## What is needed
Give the data below again exactly as written, without its pictures.
_ _ _
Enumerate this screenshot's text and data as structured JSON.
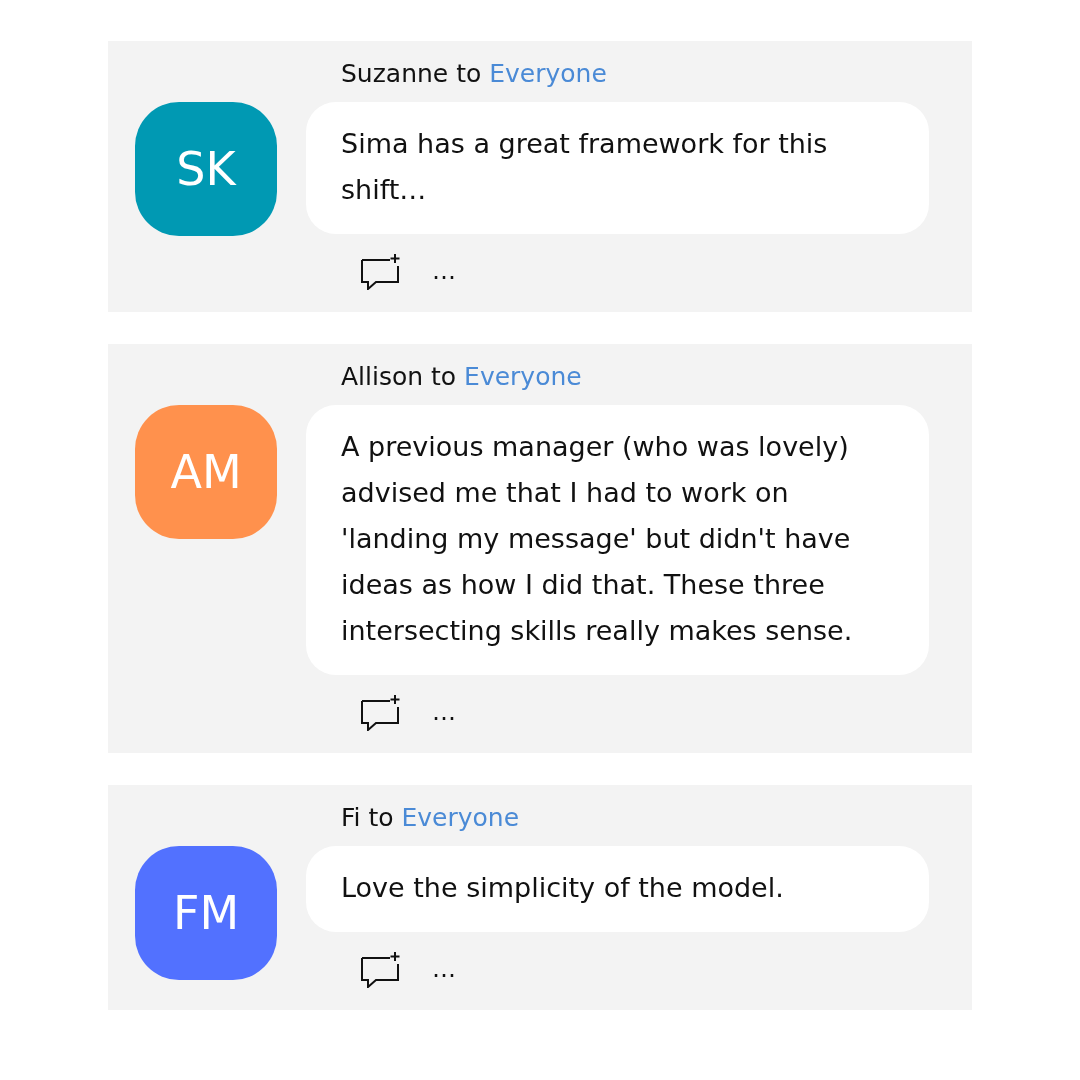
{
  "messages": [
    {
      "sender": "Suzanne",
      "connector": "to",
      "recipient": "Everyone",
      "initials": "SK",
      "color": "#0099b3",
      "text": "Sima has a great framework for this shift…",
      "more": "…"
    },
    {
      "sender": "Allison",
      "connector": "to",
      "recipient": "Everyone",
      "initials": "AM",
      "color": "#ff914d",
      "text": "A previous manager (who was lovely) advised me that I had to work on 'landing my message' but didn't have ideas as how I did that. These three intersecting skills really makes sense.",
      "more": "…"
    },
    {
      "sender": "Fi",
      "connector": "to",
      "recipient": "Everyone",
      "initials": "FM",
      "color": "#5271ff",
      "text": "Love the simplicity of the model.",
      "more": "…"
    }
  ]
}
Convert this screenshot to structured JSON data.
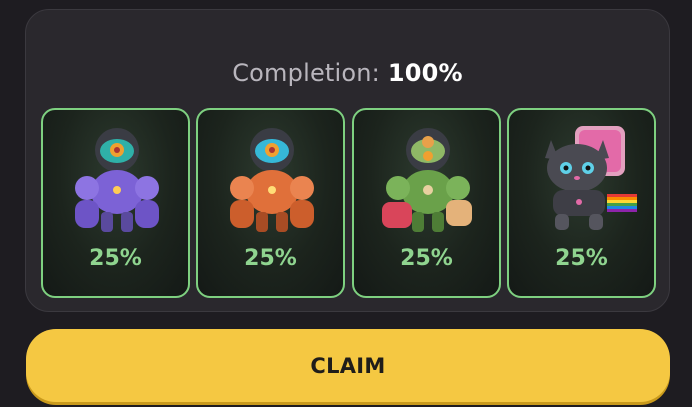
{
  "completion": {
    "label": "Completion:",
    "value": "100%"
  },
  "cards": [
    {
      "name": "purple-robot-icon",
      "percent": "25%",
      "body_color": "#7c62d6",
      "accent": "#a993f0"
    },
    {
      "name": "orange-robot-icon",
      "percent": "25%",
      "body_color": "#e0703a",
      "accent": "#f29a5f"
    },
    {
      "name": "green-robot-icon",
      "percent": "25%",
      "body_color": "#6aa14a",
      "accent": "#d9455a"
    },
    {
      "name": "robot-cat-icon",
      "percent": "25%",
      "body_color": "#4a4a52",
      "accent": "#e36aa8"
    }
  ],
  "claim_button": {
    "label": "CLAIM",
    "color": "#f5c842"
  }
}
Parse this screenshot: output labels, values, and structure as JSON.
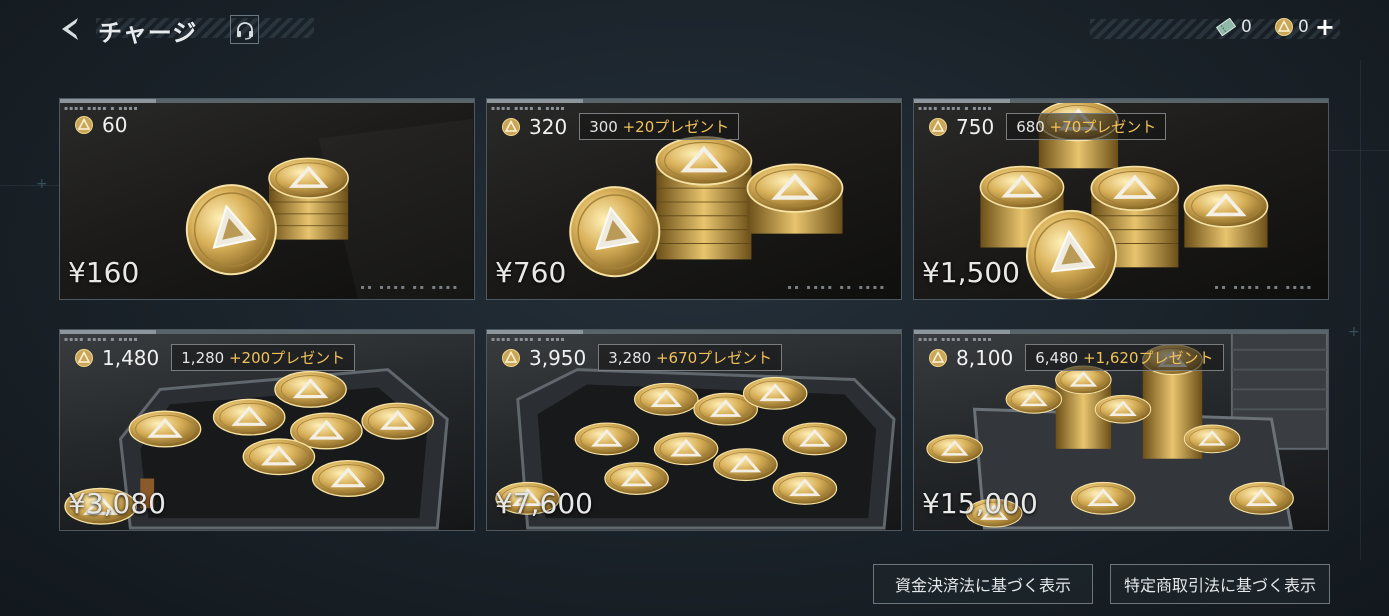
{
  "header": {
    "title": "チャージ",
    "back_icon": "chevron-left-icon",
    "support_icon": "headset-icon",
    "currencies": [
      {
        "icon": "ticket-icon",
        "value": "0"
      },
      {
        "icon": "coin-icon",
        "value": "0"
      }
    ],
    "plus_label": "+"
  },
  "colors": {
    "bonus_accent": "#f2c25a",
    "border": "#4d5860",
    "background": "#1a2229"
  },
  "packs": [
    {
      "coins": "60",
      "bonus_base": "",
      "bonus_extra": "",
      "price": "¥160",
      "art": "small-coin-stack"
    },
    {
      "coins": "320",
      "bonus_base": "300 ",
      "bonus_extra": "+20プレゼント",
      "price": "¥760",
      "art": "coin-stacks"
    },
    {
      "coins": "750",
      "bonus_base": "680 ",
      "bonus_extra": "+70プレゼント",
      "price": "¥1,500",
      "art": "coin-piles"
    },
    {
      "coins": "1,480",
      "bonus_base": "1,280 ",
      "bonus_extra": "+200プレゼント",
      "price": "¥3,080",
      "art": "coin-case-small"
    },
    {
      "coins": "3,950",
      "bonus_base": "3,280 ",
      "bonus_extra": "+670プレゼント",
      "price": "¥7,600",
      "art": "coin-case-medium"
    },
    {
      "coins": "8,100",
      "bonus_base": "6,480 ",
      "bonus_extra": "+1,620プレゼント",
      "price": "¥15,000",
      "art": "coin-crate-large"
    }
  ],
  "footer": {
    "payment_law_label": "資金決済法に基づく表示",
    "commerce_law_label": "特定商取引法に基づく表示"
  }
}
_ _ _
## Answer space
Enumerate this screenshot's text and data as structured JSON.
{
  "messages": [
    {
      "sender": "Suzanne",
      "connector": "to",
      "recipient": "Everyone",
      "initials": "SK",
      "color": "#0099b3",
      "text": "Sima has a great framework for this shift…",
      "more": "…"
    },
    {
      "sender": "Allison",
      "connector": "to",
      "recipient": "Everyone",
      "initials": "AM",
      "color": "#ff914d",
      "text": "A previous manager (who was lovely) advised me that I had to work on 'landing my message' but didn't have ideas as how I did that. These three intersecting skills really makes sense.",
      "more": "…"
    },
    {
      "sender": "Fi",
      "connector": "to",
      "recipient": "Everyone",
      "initials": "FM",
      "color": "#5271ff",
      "text": "Love the simplicity of the model.",
      "more": "…"
    }
  ]
}
Convert this screenshot to structured JSON data.
{
  "completion": {
    "label": "Completion:",
    "value": "100%"
  },
  "cards": [
    {
      "name": "purple-robot-icon",
      "percent": "25%",
      "body_color": "#7c62d6",
      "accent": "#a993f0"
    },
    {
      "name": "orange-robot-icon",
      "percent": "25%",
      "body_color": "#e0703a",
      "accent": "#f29a5f"
    },
    {
      "name": "green-robot-icon",
      "percent": "25%",
      "body_color": "#6aa14a",
      "accent": "#d9455a"
    },
    {
      "name": "robot-cat-icon",
      "percent": "25%",
      "body_color": "#4a4a52",
      "accent": "#e36aa8"
    }
  ],
  "claim_button": {
    "label": "CLAIM",
    "color": "#f5c842"
  }
}
Parse this screenshot: output labels, values, and structure as JSON.
{
  "header": {
    "title": "チャージ",
    "back_icon": "chevron-left-icon",
    "support_icon": "headset-icon",
    "currencies": [
      {
        "icon": "ticket-icon",
        "value": "0"
      },
      {
        "icon": "coin-icon",
        "value": "0"
      }
    ],
    "plus_label": "+"
  },
  "colors": {
    "bonus_accent": "#f2c25a",
    "border": "#4d5860",
    "background": "#1a2229"
  },
  "packs": [
    {
      "coins": "60",
      "bonus_base": "",
      "bonus_extra": "",
      "price": "¥160",
      "art": "small-coin-stack"
    },
    {
      "coins": "320",
      "bonus_base": "300 ",
      "bonus_extra": "+20プレゼント",
      "price": "¥760",
      "art": "coin-stacks"
    },
    {
      "coins": "750",
      "bonus_base": "680 ",
      "bonus_extra": "+70プレゼント",
      "price": "¥1,500",
      "art": "coin-piles"
    },
    {
      "coins": "1,480",
      "bonus_base": "1,280 ",
      "bonus_extra": "+200プレゼント",
      "price": "¥3,080",
      "art": "coin-case-small"
    },
    {
      "coins": "3,950",
      "bonus_base": "3,280 ",
      "bonus_extra": "+670プレゼント",
      "price": "¥7,600",
      "art": "coin-case-medium"
    },
    {
      "coins": "8,100",
      "bonus_base": "6,480 ",
      "bonus_extra": "+1,620プレゼント",
      "price": "¥15,000",
      "art": "coin-crate-large"
    }
  ],
  "footer": {
    "payment_law_label": "資金決済法に基づく表示",
    "commerce_law_label": "特定商取引法に基づく表示"
  }
}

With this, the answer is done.